While the devolved Scottish Parliament already has considerable powers it cannot control its income and has to rely on a block grant from Westminster, where Scottish MPs of all parties only number 59 out of over 600 - even though the revenues from oil, whisky etc. contribute huge amounts to the Exchequer.
If the parties who make up ‘Better Together’ really think we are better together, why did they wait till now to offer a better deal with more devolved powers? It looks to me very like a bribe.
I think the Scottish people will see through this and vote Yes. The momentum is with us.
Cllr Isobel Strong (SNP)
Lilybank, Glebelands, Rothesay
Please pick up dog poo!
Please can you print our letter to let everyone know on Bute that we are not happy that there is a lot of dog poo around our Nursery again and also on lots of the pavements and grass everywhere!
We had worked so hard before making posters to remind dog owners to pick up their dogs poo, but have lots of people forgotten?
Let’s make our beautiful island stay clean and safe for us little people.
Pick up the poo, please!
The children of Apple Tree Nursery
Mackinlay Street, Rothesay
Can you afford not to clean up after your dog?
You recently published an article regarding the level of dog fouling at the public park. Unfortunately this seems to have had little or no impact, as there are still dogs fouling on the rugby field.
There are a lot of conscientious dog owners who pick up after their dogs, but there are evidently still a number of people who don’t.
We had a friendly game of rugby on Sunday against TRI Rugby from Kilmarnock.

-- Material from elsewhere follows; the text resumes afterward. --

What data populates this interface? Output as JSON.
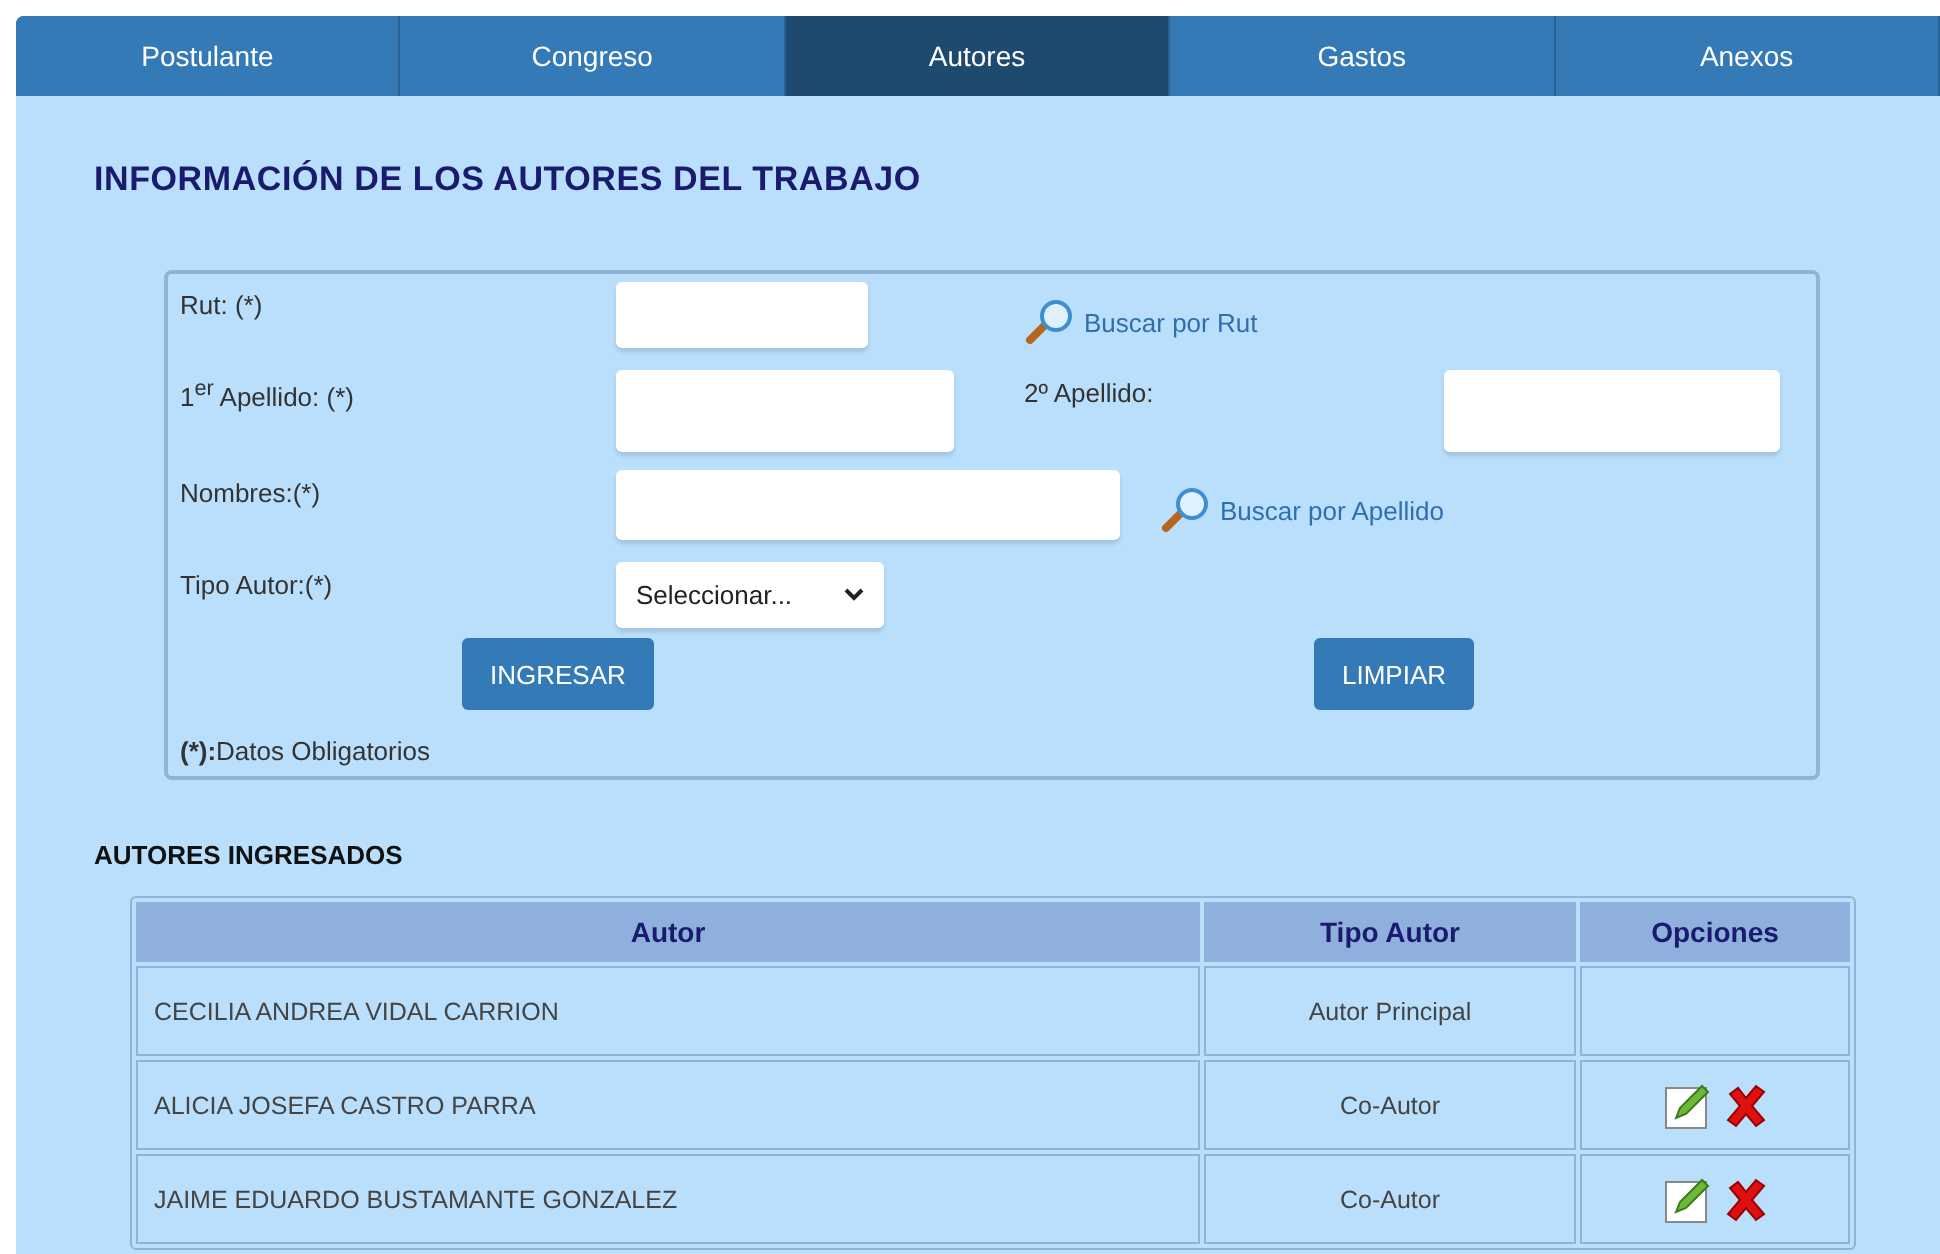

A member of our committee checked the pitch around two hours before the match and, in total, noticed five areas that had been fouled on and not picked up. In one of these areas, there was a bag which contained excrement but it had been left open and lying on the ground! The pitch was eventually cleared and ready for the game.
During a previous game, the referee had to halt a game until one of our players cleared an area of the pitch. This was highly embarrassing for the club and could have been avoided if the dog owner(s) had been responsible enough to clean up after their pet.
As a rugby club we train and play on this pitch, from our minis section which includes primary school children all the way up to our senior squad. Not picking up after your dog on our pitch, or on any other of the playing fields where shinty, cricket and football are also played, cannot and will not be accepted.
We have agreed with the council to highlight this issue by placing signs around the pitch. We would urge anyone who witnesses a dog owner/walker not picking up after their dog to “blow the whistle on a fouler”. Remember there is the possibility of a maximum fine of £500.
Not only are there sports played in this area but the newly opened playpark brings a lot of families and young children. A number of issues which can affect someone who ingests dog faeces are serious illness, seizures, breathing difficulties, clouded vison and possible blindness.
With the possibility of facing health and financial implications, can you afford to not pick up after your dog?
Bute Rugby Club
High Street, Rothesay